DWDM OSAs can also be configured with features such as Channel Search and Peak Search/Hold to facilitate fast and efficient channel identification and level characterization. This allows operators to quickly determine valid DWDM channels and verify power levels before and after signal amplification.

VIAVI also offers a compact range of broadband OSAs designed osa dwdm to perform spectral measurements on CWDM systems in access networks as well as DWDM systems in the backbone and for Next Generation 40G or 100G high-speed networks. These models offer true OSNR measurements for CWDM, DWDM and ROADM-based systems as well as for 40G networks with narrow channel spacing.

DWDM Spectrum Analyzers

Dense wavelength-division multiplexing (DWDM) technology is a promising technology for increasing bandwidth in optical fiber networks. The technology can help improve information transfer capacity and reduce spectral interference from other signals. However, this technology requires testing equipment that is able to accurately measure key DWDM test parameters such as channel power and wavelength/frequency.

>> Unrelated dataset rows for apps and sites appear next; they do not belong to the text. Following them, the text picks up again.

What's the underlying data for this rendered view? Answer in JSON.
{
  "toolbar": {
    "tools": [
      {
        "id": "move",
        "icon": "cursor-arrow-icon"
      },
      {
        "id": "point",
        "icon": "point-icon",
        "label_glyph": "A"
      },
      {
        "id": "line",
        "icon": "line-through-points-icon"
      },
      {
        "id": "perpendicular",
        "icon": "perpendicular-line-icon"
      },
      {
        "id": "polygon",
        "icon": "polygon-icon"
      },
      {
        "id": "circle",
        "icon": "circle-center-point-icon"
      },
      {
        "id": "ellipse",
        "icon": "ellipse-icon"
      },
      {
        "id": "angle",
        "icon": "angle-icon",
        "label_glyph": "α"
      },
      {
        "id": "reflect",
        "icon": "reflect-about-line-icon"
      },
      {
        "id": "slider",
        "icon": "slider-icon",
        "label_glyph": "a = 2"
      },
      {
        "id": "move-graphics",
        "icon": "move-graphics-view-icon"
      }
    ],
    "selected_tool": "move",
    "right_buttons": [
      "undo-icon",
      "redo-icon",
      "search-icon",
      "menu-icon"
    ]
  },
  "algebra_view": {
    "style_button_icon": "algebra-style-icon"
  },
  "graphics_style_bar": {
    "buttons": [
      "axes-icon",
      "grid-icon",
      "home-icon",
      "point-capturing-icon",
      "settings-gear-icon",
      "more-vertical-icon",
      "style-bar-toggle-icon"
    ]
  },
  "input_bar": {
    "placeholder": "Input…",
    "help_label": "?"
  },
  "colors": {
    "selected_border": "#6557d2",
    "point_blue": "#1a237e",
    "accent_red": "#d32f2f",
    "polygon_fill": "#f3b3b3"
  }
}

Optical spectrum analyzers are used to measure the distribution of power over a specific wavelength domain and can be found in a wide variety of sizes. They typically feature a tunable optical filter that allows the analyzer to select a specific wavelength and route it to a monitor output. They also feature a photodetector that converts the optical signal into an electrical current that can be digitized for measurement.

The analyzers resolution is determined by the density of lines on the diffraction gratings surface, the distance from the detector and the configuration of the optical circuit. The higher the resolution, the better the accuracy of the spectrum analyzers measurements.

A Fabry-Perot interferometer is an optical spectrum analyzer that filters incoming light using parallel mirrors and piezo elements. This type of spectrum analyzer is ideal for detecting closely spaced channels and can be used to detect multiplexed optical signals in dense DWDM systems.

For high-speed data transmission in dense wavelength division multiplexing (DWDM) systems, optical spectrum analyzers are needed to detect and measure the individual waveforms that make up a single channel. DWDM is an emerging technology that offers unprecedented bandwidth in fiber optics and presents many test challenges.

These challenges include determining the maximum optical input power that an osa can tolerate without damage and ensuring that the analyzer can distinguish between channels. It also needs to be able to measure the optical rejection ratio (orr), which is how robust an osas signal-to-noise ratio is at different distances from the channel.

DWDM testing equipment should be able to perform accurate measurements over a wide range of conditions, including ambient temperature change and vibrations. It should also be able to display the measured wavelength/frequency, channel power and occupied bandwidth in a format that can be interpreted by a network operator.